In a 2011 study the Carnegie Research Institute, Leeds Metropolitan University found that caffeine ingested 1 hour prior to exercise “maintains a more positive subjective experience during prolonged cycling”. It is possible then that if you feel better during exercise you may work harder. However, according to a study by the Department of Sports Studies, University of Stirling, performance itself was not affected by caffeine during a 100km cycling time trial. The experiment tested eight trained male cyclists over a 100km time trial including pre-determined periods of high intensity exertion. Three separate trials were carried out using 6mg caffeine per kg of body-weight versus a placebo. They concluded that “Caffeine may be without ergogenic benefit during endurance exercise in which the athlete begins exercise with a defined, predetermined goal measured as speed or distance.” Interestingly the study did show that mean heart rates during the high intensity intervals were slightly elevated for the caffeine group without any impact on performance, although no explanation was offered for this effect.
Caffeine reduces blood supply to the heart
Researchers at the University Hospital Zurich and Center for Integrative Human Physiology CIHP inZurich, found that caffeine reduced blood supply to the heart during exercise.

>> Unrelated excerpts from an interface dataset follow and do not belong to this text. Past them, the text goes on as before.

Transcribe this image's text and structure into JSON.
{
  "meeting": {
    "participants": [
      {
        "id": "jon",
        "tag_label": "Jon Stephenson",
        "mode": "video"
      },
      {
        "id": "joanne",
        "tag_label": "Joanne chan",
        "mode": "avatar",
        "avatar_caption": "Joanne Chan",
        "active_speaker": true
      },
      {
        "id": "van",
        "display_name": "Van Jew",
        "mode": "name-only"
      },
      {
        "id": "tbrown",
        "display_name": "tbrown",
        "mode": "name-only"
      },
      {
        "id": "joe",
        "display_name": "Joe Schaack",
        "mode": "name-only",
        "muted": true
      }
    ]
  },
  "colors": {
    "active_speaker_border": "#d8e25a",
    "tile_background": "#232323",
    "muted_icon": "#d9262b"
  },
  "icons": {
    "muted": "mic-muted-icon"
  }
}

The subjects ingested a 200mg caffeine tablet 50 minutes prior to exercising on a stationary bicycle. They were tested immediately prior and post exercise. One group carried out the exercise in a chamber designed to mimic the effects of high altitude (approximately 15,000ft). Blood flow normally increases in response to exercise, and the results indicated that caffeine reduces the body’s ability to boost blood flow to the muscle of the heart on demand. The ratio of exercise blood flow to resting blood flow, called the myocardial flow reserve, was 22 percent lower in the group at normal air pressure after ingesting caffeine and 39 percent lower in the group in the high-altitude chamber.
Lead researcher Dr. Kaufmann said: “We now have good evidence that, at the level of myocardial blood flow, caffeine is not a useful stimulant. It may be a stimulant at the cerebral level in terms of being more awake and alert, which may subjectively give the feeling of having better physical performance. But I now would not recommend that any athlete drink caffeine before sports. It may not be a physical stimulant, and may even adversely affect physical performance.”
Caffeine levels in drinks and supplements
Exactly how much caffeine is safe to consume is hard to determine as individuals have different tolerances. The Food Standards Agency only gives guidance for pregnant women, saying that 200mg per day should not be exceeded.
A 2011 Glasgow University study tested caffeine content in single cups of coffee in varying sizes from 20 high street coffee shops. They found that caffeine levels varied widely from 50mg to 322mg with three of the shops serving coffee at over 200mg per cup.
A quick look at some popular energy drinks and supplements also shows large variations in caffeine levels:
- Red Bull 80mg per 250ml can
- Monster Energy Drink160mg average (flavours vary) per can
- Grenade Fat Burners 225mg (2 capsule recommended dose, up to 3 times per day!)